December 10, 1990 will go down in the history of Bangladesh as the day that saw the ouster of the hated military dictator Hossain Mohammad Ershad. What has passed many of us by since; Ershad was overthrown by a youth led mass movement. Fed up with the incessant chicanery of their “leaders” in their dealings with the dictator of nearly a decade, it was the only time that the youth front of Awami League, BNP and even Jamaat joined hand in an unprecedented display of unity – the rest is history. For the political landscape it was to see the return of semblance of representative democracy after 1975, a wait of almost 15 years. On the cultural landscape it would usher in a new era, where freedom of expressions, denied and subverted for decades were to be restored and enter center stage of popular imagination.

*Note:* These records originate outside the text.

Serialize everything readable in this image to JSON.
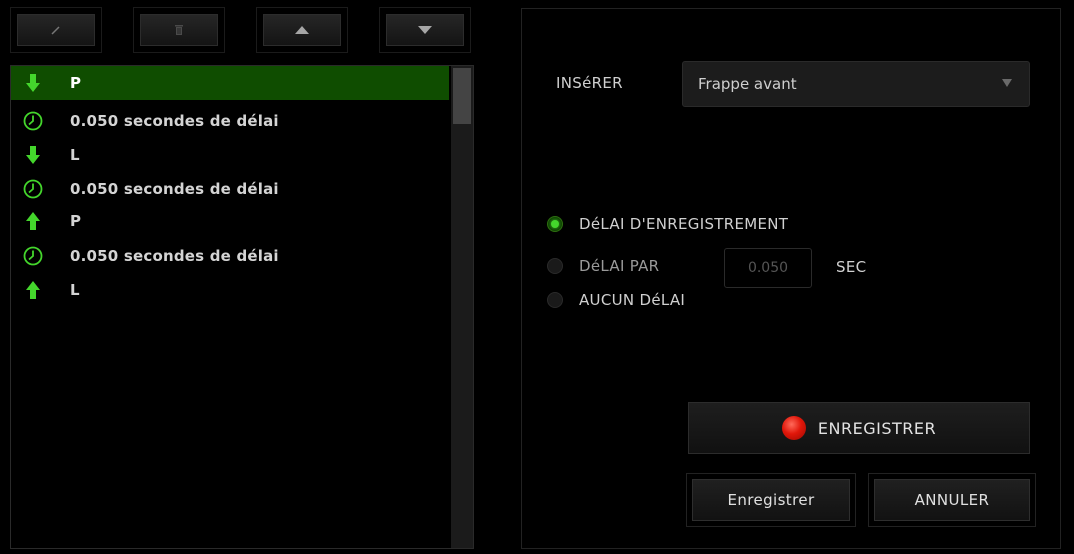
{
  "toolbar": {
    "buttons": [
      {
        "icon": "pencil-icon"
      },
      {
        "icon": "trash-icon"
      },
      {
        "icon": "arrow-up-icon"
      },
      {
        "icon": "arrow-down-icon"
      }
    ]
  },
  "macro_list": {
    "items": [
      {
        "icon": "key-down-arrow-icon",
        "text": "P",
        "selected": true
      },
      {
        "icon": "clock-icon",
        "text": "0.050 secondes de délai",
        "selected": false
      },
      {
        "icon": "key-down-arrow-icon",
        "text": "L",
        "selected": false
      },
      {
        "icon": "clock-icon",
        "text": "0.050 secondes de délai",
        "selected": false
      },
      {
        "icon": "key-up-arrow-icon",
        "text": "P",
        "selected": false
      },
      {
        "icon": "clock-icon",
        "text": "0.050 secondes de délai",
        "selected": false
      },
      {
        "icon": "key-up-arrow-icon",
        "text": "L",
        "selected": false
      }
    ]
  },
  "insert": {
    "label": "INSéRER",
    "selected_option": "Frappe avant"
  },
  "delay_options": {
    "record_delay": "DéLAI D'ENREGISTREMENT",
    "default_delay": "DéLAI PAR",
    "default_delay_value": "0.050",
    "default_delay_unit": "SEC",
    "no_delay": "AUCUN DéLAI",
    "selected": "record_delay"
  },
  "actions": {
    "record": "ENREGISTRER",
    "save": "Enregistrer",
    "cancel": "ANNULER"
  },
  "colors": {
    "accent_green": "#44d62c",
    "selection_green": "#0f4d00",
    "record_red": "#e1170a",
    "background": "#000000"
  }
}
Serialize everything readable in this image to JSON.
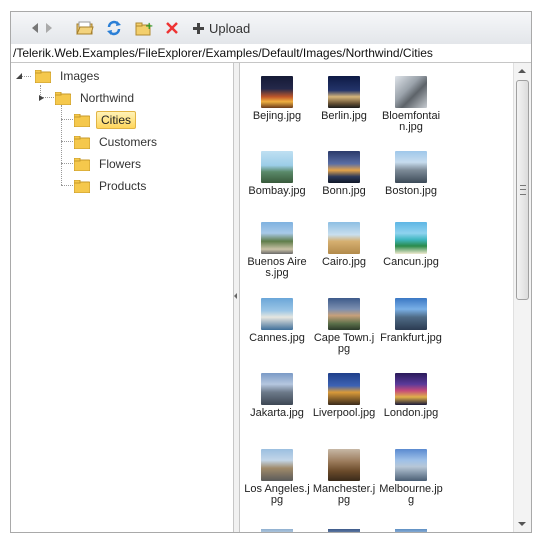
{
  "toolbar": {
    "upload_label": "Upload"
  },
  "address_path": "/Telerik.Web.Examples/FileExplorer/Examples/Default/Images/Northwind/Cities",
  "tree": {
    "root": "Images",
    "child": "Northwind",
    "folders": [
      "Cities",
      "Customers",
      "Flowers",
      "Products"
    ],
    "selected": "Cities"
  },
  "files": [
    {
      "name": "Bejing.jpg"
    },
    {
      "name": "Berlin.jpg"
    },
    {
      "name": "Bloemfontain.jpg"
    },
    {
      "name": "Bombay.jpg"
    },
    {
      "name": "Bonn.jpg"
    },
    {
      "name": "Boston.jpg"
    },
    {
      "name": "Buenos Aires.jpg"
    },
    {
      "name": "Cairo.jpg"
    },
    {
      "name": "Cancun.jpg"
    },
    {
      "name": "Cannes.jpg"
    },
    {
      "name": "Cape Town.jpg"
    },
    {
      "name": "Frankfurt.jpg"
    },
    {
      "name": "Jakarta.jpg"
    },
    {
      "name": "Liverpool.jpg"
    },
    {
      "name": "London.jpg"
    },
    {
      "name": "Los Angeles.jpg"
    },
    {
      "name": "Manchester.jpg"
    },
    {
      "name": "Melbourne.jpg"
    }
  ],
  "colors": {
    "selection_bg": "#ffd65c",
    "folder": "#f5c84c"
  }
}
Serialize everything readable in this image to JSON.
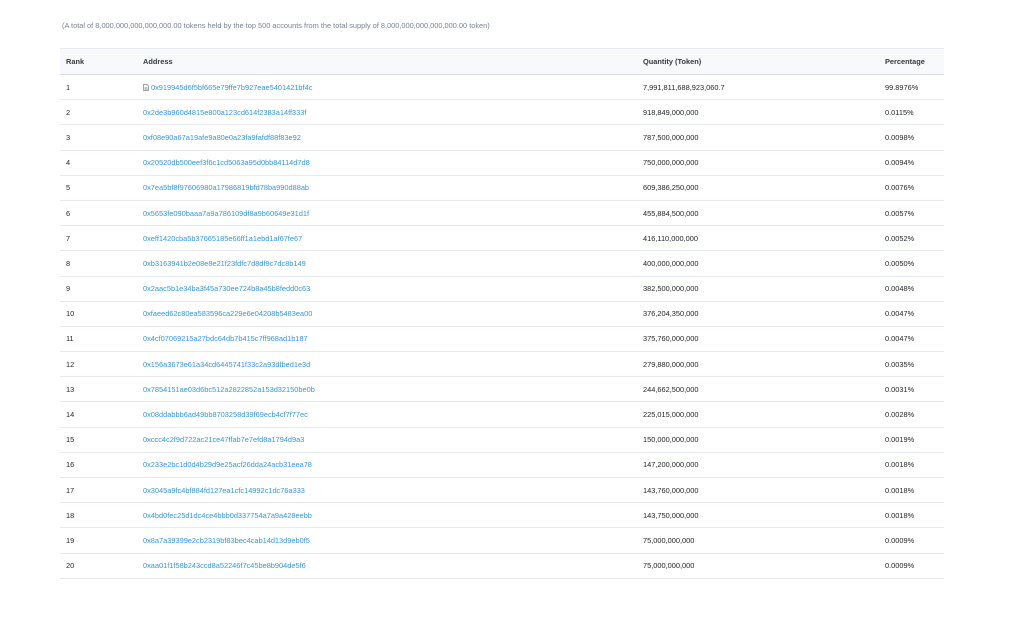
{
  "summary": "(A total of 8,000,000,000,000,000.00 tokens held by the top 500 accounts from the total supply of 8,000,000,000,000,000.00 token)",
  "table": {
    "headers": {
      "rank": "Rank",
      "address": "Address",
      "quantity": "Quantity (Token)",
      "percentage": "Percentage"
    },
    "rows": [
      {
        "rank": "1",
        "address": "0x919945d6f5bf665e79ffe7b927eae5401421bf4c",
        "quantity": "7,991,811,688,923,060.7",
        "percentage": "99.8976%",
        "icon": "contract-icon"
      },
      {
        "rank": "2",
        "address": "0x2de3b960d4815e800a123cd614f2383a14ff333f",
        "quantity": "918,849,000,000",
        "percentage": "0.0115%"
      },
      {
        "rank": "3",
        "address": "0xf08e90a67a19afe9a80e0a23fa9fafdf88f83e92",
        "quantity": "787,500,000,000",
        "percentage": "0.0098%"
      },
      {
        "rank": "4",
        "address": "0x20520db500eef3f6c1cd5063a95d0bb84114d7d8",
        "quantity": "750,000,000,000",
        "percentage": "0.0094%"
      },
      {
        "rank": "5",
        "address": "0x7ea5bf8f97606980a17986819bfd78ba990d88ab",
        "quantity": "609,386,250,000",
        "percentage": "0.0076%"
      },
      {
        "rank": "6",
        "address": "0x5653fe090baaa7a9a786109df8a9b60649e31d1f",
        "quantity": "455,884,500,000",
        "percentage": "0.0057%"
      },
      {
        "rank": "7",
        "address": "0xeff1420cba5b37665185e66ff1a1ebd1af67fe67",
        "quantity": "416,110,000,000",
        "percentage": "0.0052%"
      },
      {
        "rank": "8",
        "address": "0xb3163941b2e08e8e21f23fdfc7d8df9c7dc8b149",
        "quantity": "400,000,000,000",
        "percentage": "0.0050%"
      },
      {
        "rank": "9",
        "address": "0x2aac5b1e34ba3f45a730ee724b8a45b8fedd0c63",
        "quantity": "382,500,000,000",
        "percentage": "0.0048%"
      },
      {
        "rank": "10",
        "address": "0xfaeed62c80ea583596ca229e6e04208b5483ea00",
        "quantity": "376,204,350,000",
        "percentage": "0.0047%"
      },
      {
        "rank": "11",
        "address": "0x4cf07069215a27bdc64db7b415c7ff968ad1b187",
        "quantity": "375,760,000,000",
        "percentage": "0.0047%"
      },
      {
        "rank": "12",
        "address": "0x156a3673e61a34cd6445741f33c2a93dfbed1e3d",
        "quantity": "279,880,000,000",
        "percentage": "0.0035%"
      },
      {
        "rank": "13",
        "address": "0x7854151ae03d6bc512a2822852a153d32150be0b",
        "quantity": "244,662,500,000",
        "percentage": "0.0031%"
      },
      {
        "rank": "14",
        "address": "0x08ddabbb6ad49bb8703258d39f69ecb4cf7f77ec",
        "quantity": "225,015,000,000",
        "percentage": "0.0028%"
      },
      {
        "rank": "15",
        "address": "0xccc4c2f9d722ac21ce47ffab7e7efd8a1794d9a3",
        "quantity": "150,000,000,000",
        "percentage": "0.0019%"
      },
      {
        "rank": "16",
        "address": "0x233e2bc1d0d4b29d9e25acf26dda24acb31eea78",
        "quantity": "147,200,000,000",
        "percentage": "0.0018%"
      },
      {
        "rank": "17",
        "address": "0x3045a9fc4bf884fd127ea1cfc14992c1dc76a333",
        "quantity": "143,760,000,000",
        "percentage": "0.0018%"
      },
      {
        "rank": "18",
        "address": "0x4bd0fec25d1dc4ce4bbb0d337754a7a9a428eebb",
        "quantity": "143,750,000,000",
        "percentage": "0.0018%"
      },
      {
        "rank": "19",
        "address": "0x8a7a39399e2cb2319bf83bec4cab14d13d9eb0f5",
        "quantity": "75,000,000,000",
        "percentage": "0.0009%"
      },
      {
        "rank": "20",
        "address": "0xaa01f1f58b243ccd8a52246f7c45be8b904de5f6",
        "quantity": "75,000,000,000",
        "percentage": "0.0009%"
      }
    ]
  },
  "colors": {
    "link": "#3498db",
    "text": "#1e2022",
    "muted": "#77838f",
    "border": "#e7eaf3"
  }
}
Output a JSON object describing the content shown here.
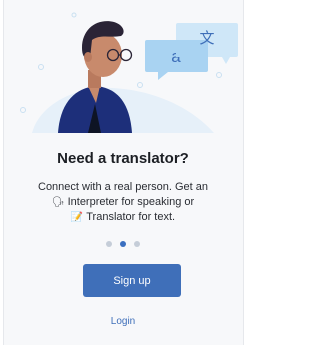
{
  "screen": {
    "title": "Need a translator?",
    "body_line1": "Connect with a real person. Get an",
    "interpreter_icon": "speaking-head-icon",
    "body_line2": " Interpreter for speaking or",
    "translator_icon": "memo-icon",
    "body_line3": " Translator for text."
  },
  "pagination": {
    "total": 3,
    "active_index": 1
  },
  "actions": {
    "signup_label": "Sign up",
    "login_label": "Login"
  },
  "illustration": {
    "bubble_left_glyph": "a",
    "bubble_right_glyph": "文"
  },
  "colors": {
    "primary": "#3f6fb9",
    "title": "#1c1f24",
    "shirt": "#1d2f7a",
    "bubble": "#a9d3f2",
    "bubble_dark": "#6ab1e8",
    "dot_inactive": "#c5cdd8"
  }
}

The other historical event was the first ever open air concert held by Bangladesh Musical Bands Association (BAMBA) on December 16, 1990 at the Mall Square of Dhaka University – the same spot, where over a dozen students were killed in a last ditch gun battle with the henchman of the dictator. Over 50,000 people thronged the Mall to witness the free concert where more than 15 rock bands celebrated freedom away from the clutches of dictatorship. The momentous concert ended on a heartening note that evening, with an hour long performance by Shahjahan Munshi the visually challenged Baul from Manikgang.
Rock and Baul music tied a symbolic thread of commonality and unity on the day – and that was only a demonstration of newer things to appear on the horizon. Urban mainstream and rural “cultures” merged and as if by providence were set to rock in a manner unseen. The winds of change following the historical BAMBA concert saw rock music - stunted post-1975, re-emerge with strength and vitality – and together a noticeable shift in repertoire and listening habits of the audience. From 1990 onwards newer and unheard of genres entered the Bengali soundscape. From pop rock, hard rock to thrash metal, to heavy metal and jazz-rock fusion etc, very quickly and resolutely became powerful musical genres in Bangladesh.
A young and appreciative audience was also lapping up Baul music for they realized and recognized that Bauls were part of our forefather’s rebellion against any form of oppression. Baul was our ancient roots rock tradition and the young just did not stop by giving it tokenistic lip service. Baul fusion was in fact just a few years away from happening. In 1996 the legendary band Feedback (the author was then its lead vocalist) much to the surprise of their urban fan based, launched a complete Baul fusion album. Titled “Bauliana” – the album show cased the possibilities of interpreting Baul music in a global music format. Experimenting not only with the works of Fakir Lalon Shah and other masters of some 200 years, the band notched up their presentations by including living Bauls themselves in the album.
The legendary Hiru Shah the oldest living Baul of the Lalon Shrine at the time and Santosh Baul of Bhanga, Faridpur (both now deceased) were featured in the album, that saw the beginning of a process of Masters joining in an urban production. “Bauliana” was the first Baul fusion album in the history of Bangladesh and was an instant “crossover hit” endearing the band not only to their existing fan base, but also in rural Bangladesh – where it also gave listeners a foretaste of the unique and emerging rock music movement.
The process of soul searching and introspection that is fundamental in Baul music and its philosophy soon became an ongoing praxis among new Baul fusion exponents - the majority of whom were from a generation that was born after the Liberation War of 1971. The Fine Arts Faculty campus in Dhaka University organised for the very first time a proper “Shadhu Shongo” with hundred of Bauls and Shadu Gurus in attendance. The times also opened up scopes for much younger Bauls emerging from the Akhara tradition to come to Dhaka to perform and record their works without been treated as “village bumpkins!” Outwardly the most potent indicator was; newer Baul music forms with the Akhara tradition notwithstanding, led to appreciation that had nothing in common with the closed, cliche and somewhat intolerant attitudes of the previous generation.